I’m listening to that offspring of The Mars Volta’s creative and prolific irreverence, De-loused in the Comatorium, while writing this.
“[…] This is the house of Roulette Dares / Ruse of metacarpi / Caveat Emptor / To all that enter here […]”
Non-sensical lyrics, proficient instrumentation, bizarre orchestration and dissonance at length. The Mars Volta draws on rock, jazz, punk, electronic music, salsa and cuban son (and a lot more) to bring something that could be plain eclecticism, but raises as a new sound. Maybe you’ll like it, maybe you won’t; but the sole fact that works for some people, and that is different, makes it remarkable.
And not only “worth talking about” as Seth Godin would say, but also “worth identifying with”. That’s when you project yourself onto something and the result tells a story about you.

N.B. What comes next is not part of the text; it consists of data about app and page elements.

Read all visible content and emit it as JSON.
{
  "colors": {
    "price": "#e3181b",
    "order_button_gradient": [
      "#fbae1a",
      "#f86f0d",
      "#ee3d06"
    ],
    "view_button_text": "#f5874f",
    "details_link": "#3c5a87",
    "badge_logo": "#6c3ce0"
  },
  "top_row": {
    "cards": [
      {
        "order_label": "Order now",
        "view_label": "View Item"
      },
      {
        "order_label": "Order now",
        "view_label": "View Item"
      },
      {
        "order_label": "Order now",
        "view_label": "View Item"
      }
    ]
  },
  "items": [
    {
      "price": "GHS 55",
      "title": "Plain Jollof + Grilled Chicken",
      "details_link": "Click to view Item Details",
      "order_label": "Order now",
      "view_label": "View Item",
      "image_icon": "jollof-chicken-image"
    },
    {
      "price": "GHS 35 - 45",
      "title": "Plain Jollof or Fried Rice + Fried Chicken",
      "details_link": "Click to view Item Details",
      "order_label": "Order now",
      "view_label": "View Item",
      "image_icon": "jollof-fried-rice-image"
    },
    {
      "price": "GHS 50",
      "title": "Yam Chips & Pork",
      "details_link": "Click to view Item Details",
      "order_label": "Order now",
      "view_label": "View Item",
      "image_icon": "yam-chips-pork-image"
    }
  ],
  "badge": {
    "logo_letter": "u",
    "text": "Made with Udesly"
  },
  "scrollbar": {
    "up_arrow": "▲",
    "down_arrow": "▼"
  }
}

But building an identity requires effort. Requires you to not stand still, passive, while others decide what you listen to, wear, read, say or think. That gets patience, persistence and passion. Demands your attention, questions your self-perception, and furthers your aesthetic conception.
There is an anthropologist (whose newest book I’ve been reading this week), Grant McCracken, who coined a term for a powerful concept. The Diderot effect. When there is some A related to some B, such that when you let A go in, B makes his way in too. I recommend reading Diderot’s tale about a man who changed his gown, and a whole change came with it. I specially like this excerpt below, reminding us that there is no such thing as a ‘finished’ taste:
“[…] the most sublime taste is not exempt from change; change means throwing things away, turning things upside down, building something new; in the end there is nothing left in the family strongbox […]”
It is worth noting that he also warns us about this easy path to bankruptcy =P. As could be seen, this Diderot effect is highly tied to our consumerist behaviour. Is information, aesthetics and knowledge consumerism. And with new connections, it is now more than ever a social one. It’s just that I’m not sure we should refrain from it. In a time where the social and economic ideologies of half-a-century ago fell apart and lost their appeal for most (and I mean even the ‘capitalist’ ones), we are left only with a personal quest.
Going back on track, our identity quest requires effort, and if I’m to stay faithful to previous thoughts (surely that won’t last for long), the only way you can build this identity thing is with impulses. A train, a sequence, of impulses. While they are short-lived you can benefit from them if you capture their energy. If they build one on top of the other – you integrate over them -, you are going somewhere. Your personal path.
But they not pile in a linear fashion, they interact and conform different personas inside you. Personas whose dynamics come as transitions and transformations. That’s the topic of Part 2.
Till next time!